One number alone answers this: the count of lines below in which the word "Computer" is found.

[Collected data]
......

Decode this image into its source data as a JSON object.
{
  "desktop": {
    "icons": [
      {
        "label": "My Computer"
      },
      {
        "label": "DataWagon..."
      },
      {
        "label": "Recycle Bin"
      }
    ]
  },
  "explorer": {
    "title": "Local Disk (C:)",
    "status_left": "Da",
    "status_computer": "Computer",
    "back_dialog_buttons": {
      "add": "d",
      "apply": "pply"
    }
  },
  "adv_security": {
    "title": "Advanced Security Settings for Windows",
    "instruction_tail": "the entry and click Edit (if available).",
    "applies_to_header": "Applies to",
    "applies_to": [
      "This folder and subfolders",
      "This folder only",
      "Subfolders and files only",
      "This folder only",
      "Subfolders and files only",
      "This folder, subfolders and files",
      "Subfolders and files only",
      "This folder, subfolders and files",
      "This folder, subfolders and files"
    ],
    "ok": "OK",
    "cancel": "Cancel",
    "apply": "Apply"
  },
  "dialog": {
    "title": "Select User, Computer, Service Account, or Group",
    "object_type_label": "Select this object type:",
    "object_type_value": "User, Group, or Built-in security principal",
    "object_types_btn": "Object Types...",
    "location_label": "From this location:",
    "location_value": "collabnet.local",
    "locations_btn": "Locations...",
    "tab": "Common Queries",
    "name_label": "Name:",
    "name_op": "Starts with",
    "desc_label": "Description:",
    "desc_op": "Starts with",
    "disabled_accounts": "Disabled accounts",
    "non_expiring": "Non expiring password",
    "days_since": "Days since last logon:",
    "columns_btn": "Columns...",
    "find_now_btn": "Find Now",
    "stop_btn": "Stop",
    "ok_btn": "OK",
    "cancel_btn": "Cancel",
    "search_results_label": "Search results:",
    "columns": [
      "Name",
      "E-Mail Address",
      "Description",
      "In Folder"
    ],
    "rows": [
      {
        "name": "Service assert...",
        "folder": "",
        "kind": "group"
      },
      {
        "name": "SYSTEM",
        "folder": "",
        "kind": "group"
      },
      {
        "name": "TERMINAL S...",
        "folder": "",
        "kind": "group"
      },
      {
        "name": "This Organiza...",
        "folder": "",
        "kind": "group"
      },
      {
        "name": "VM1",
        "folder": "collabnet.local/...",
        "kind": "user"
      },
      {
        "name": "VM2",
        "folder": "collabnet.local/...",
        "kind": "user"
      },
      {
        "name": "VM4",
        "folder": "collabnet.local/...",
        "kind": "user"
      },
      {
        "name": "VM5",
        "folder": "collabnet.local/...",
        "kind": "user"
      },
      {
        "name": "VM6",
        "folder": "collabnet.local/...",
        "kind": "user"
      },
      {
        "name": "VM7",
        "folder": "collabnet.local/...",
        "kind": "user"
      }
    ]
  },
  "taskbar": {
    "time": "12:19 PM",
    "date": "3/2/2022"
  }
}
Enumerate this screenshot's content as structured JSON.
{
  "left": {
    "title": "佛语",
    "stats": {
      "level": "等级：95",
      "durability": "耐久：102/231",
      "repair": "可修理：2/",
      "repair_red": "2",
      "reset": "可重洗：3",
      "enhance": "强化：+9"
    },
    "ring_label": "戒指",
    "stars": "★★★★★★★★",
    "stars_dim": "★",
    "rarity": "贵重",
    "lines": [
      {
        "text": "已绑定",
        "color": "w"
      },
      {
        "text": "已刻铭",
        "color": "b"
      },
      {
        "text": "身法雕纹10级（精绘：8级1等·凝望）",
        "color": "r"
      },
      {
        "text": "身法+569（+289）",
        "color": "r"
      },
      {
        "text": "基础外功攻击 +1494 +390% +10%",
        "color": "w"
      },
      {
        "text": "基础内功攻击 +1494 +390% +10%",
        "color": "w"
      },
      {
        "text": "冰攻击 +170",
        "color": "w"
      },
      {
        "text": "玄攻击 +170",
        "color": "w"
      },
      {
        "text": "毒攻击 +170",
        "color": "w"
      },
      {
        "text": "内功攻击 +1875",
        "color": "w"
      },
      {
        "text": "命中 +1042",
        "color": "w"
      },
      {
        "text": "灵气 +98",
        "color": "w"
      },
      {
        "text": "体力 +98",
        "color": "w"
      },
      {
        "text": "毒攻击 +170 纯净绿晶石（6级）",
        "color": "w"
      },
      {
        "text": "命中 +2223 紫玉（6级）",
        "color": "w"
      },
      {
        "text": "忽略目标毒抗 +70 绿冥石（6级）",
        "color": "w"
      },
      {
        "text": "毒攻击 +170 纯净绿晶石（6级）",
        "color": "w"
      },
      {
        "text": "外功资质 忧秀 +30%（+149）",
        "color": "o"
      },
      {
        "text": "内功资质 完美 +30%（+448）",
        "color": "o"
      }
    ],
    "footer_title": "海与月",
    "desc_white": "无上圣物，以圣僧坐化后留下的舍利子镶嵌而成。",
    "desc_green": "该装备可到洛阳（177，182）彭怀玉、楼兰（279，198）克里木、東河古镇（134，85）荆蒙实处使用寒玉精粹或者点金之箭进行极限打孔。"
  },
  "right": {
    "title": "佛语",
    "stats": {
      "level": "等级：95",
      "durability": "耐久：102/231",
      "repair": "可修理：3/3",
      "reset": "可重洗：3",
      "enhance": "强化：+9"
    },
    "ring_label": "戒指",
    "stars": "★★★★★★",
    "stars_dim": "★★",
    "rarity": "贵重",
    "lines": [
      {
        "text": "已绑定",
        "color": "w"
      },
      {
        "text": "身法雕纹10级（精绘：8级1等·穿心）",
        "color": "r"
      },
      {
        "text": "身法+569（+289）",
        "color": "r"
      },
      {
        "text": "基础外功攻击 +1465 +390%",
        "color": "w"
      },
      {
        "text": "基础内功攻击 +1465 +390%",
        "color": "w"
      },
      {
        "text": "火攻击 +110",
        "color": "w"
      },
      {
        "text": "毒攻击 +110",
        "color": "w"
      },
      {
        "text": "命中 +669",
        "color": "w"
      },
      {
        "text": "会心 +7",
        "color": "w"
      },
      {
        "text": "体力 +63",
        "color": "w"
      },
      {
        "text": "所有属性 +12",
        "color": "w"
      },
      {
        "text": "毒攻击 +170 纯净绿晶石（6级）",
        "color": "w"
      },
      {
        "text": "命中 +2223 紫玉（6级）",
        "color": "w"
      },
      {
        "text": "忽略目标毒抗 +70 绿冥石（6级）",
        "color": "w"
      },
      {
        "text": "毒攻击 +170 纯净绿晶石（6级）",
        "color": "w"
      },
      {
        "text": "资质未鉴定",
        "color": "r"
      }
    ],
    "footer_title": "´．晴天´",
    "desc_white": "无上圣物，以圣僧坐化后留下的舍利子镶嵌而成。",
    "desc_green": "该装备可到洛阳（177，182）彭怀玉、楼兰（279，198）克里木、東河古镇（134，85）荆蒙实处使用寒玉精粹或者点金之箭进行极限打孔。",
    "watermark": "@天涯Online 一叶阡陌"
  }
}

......

> [YOUR RESPONSE]
3